Without any omission, reproduce the records that follow.

........

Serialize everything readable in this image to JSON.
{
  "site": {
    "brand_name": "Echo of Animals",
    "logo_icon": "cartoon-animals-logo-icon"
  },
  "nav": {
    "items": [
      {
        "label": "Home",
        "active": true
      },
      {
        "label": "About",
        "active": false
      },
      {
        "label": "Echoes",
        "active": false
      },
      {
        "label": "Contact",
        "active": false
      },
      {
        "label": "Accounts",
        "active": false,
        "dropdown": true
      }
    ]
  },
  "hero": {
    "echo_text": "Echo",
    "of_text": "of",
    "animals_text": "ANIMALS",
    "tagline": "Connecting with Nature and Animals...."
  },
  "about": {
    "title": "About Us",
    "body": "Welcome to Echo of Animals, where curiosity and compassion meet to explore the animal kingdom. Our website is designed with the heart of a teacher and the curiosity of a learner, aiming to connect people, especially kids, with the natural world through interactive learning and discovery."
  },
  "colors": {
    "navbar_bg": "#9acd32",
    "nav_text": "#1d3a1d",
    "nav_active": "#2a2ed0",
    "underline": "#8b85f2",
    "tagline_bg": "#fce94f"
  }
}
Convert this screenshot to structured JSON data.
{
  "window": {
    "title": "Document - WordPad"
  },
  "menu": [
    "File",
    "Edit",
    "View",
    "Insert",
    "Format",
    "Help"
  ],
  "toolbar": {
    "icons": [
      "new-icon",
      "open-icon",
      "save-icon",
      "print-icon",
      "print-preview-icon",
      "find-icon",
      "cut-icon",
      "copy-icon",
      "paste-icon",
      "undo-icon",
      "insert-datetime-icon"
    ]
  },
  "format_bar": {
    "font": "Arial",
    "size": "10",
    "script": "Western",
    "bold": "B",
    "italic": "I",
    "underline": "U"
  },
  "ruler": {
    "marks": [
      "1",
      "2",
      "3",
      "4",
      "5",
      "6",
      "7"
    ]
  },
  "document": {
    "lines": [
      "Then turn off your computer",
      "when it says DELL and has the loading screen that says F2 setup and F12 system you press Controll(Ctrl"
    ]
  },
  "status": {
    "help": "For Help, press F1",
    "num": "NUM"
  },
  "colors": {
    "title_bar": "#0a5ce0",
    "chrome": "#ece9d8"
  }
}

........

ANSWER BOX
Serialize everything readable in this image to JSON.
{
  "site": {
    "brand_name": "Echo of Animals",
    "logo_icon": "cartoon-animals-logo-icon"
  },
  "nav": {
    "items": [
      {
        "label": "Home",
        "active": true
      },
      {
        "label": "About",
        "active": false
      },
      {
        "label": "Echoes",
        "active": false
      },
      {
        "label": "Contact",
        "active": false
      },
      {
        "label": "Accounts",
        "active": false,
        "dropdown": true
      }
    ]
  },
  "hero": {
    "echo_text": "Echo",
    "of_text": "of",
    "animals_text": "ANIMALS",
    "tagline": "Connecting with Nature and Animals...."
  },
  "about": {
    "title": "About Us",
    "body": "Welcome to Echo of Animals, where curiosity and compassion meet to explore the animal kingdom. Our website is designed with the heart of a teacher and the curiosity of a learner, aiming to connect people, especially kids, with the natural world through interactive learning and discovery."
  },
  "colors": {
    "navbar_bg": "#9acd32",
    "nav_text": "#1d3a1d",
    "nav_active": "#2a2ed0",
    "underline": "#8b85f2",
    "tagline_bg": "#fce94f"
  }
}
Convert this screenshot to structured JSON data.
{
  "window": {
    "title": "Document - WordPad"
  },
  "menu": [
    "File",
    "Edit",
    "View",
    "Insert",
    "Format",
    "Help"
  ],
  "toolbar": {
    "icons": [
      "new-icon",
      "open-icon",
      "save-icon",
      "print-icon",
      "print-preview-icon",
      "find-icon",
      "cut-icon",
      "copy-icon",
      "paste-icon",
      "undo-icon",
      "insert-datetime-icon"
    ]
  },
  "format_bar": {
    "font": "Arial",
    "size": "10",
    "script": "Western",
    "bold": "B",
    "italic": "I",
    "underline": "U"
  },
  "ruler": {
    "marks": [
      "1",
      "2",
      "3",
      "4",
      "5",
      "6",
      "7"
    ]
  },
  "document": {
    "lines": [
      "Then turn off your computer",
      "when it says DELL and has the loading screen that says F2 setup and F12 system you press Controll(Ctrl"
    ]
  },
  "status": {
    "help": "For Help, press F1",
    "num": "NUM"
  },
  "colors": {
    "title_bar": "#0a5ce0",
    "chrome": "#ece9d8"
  }
}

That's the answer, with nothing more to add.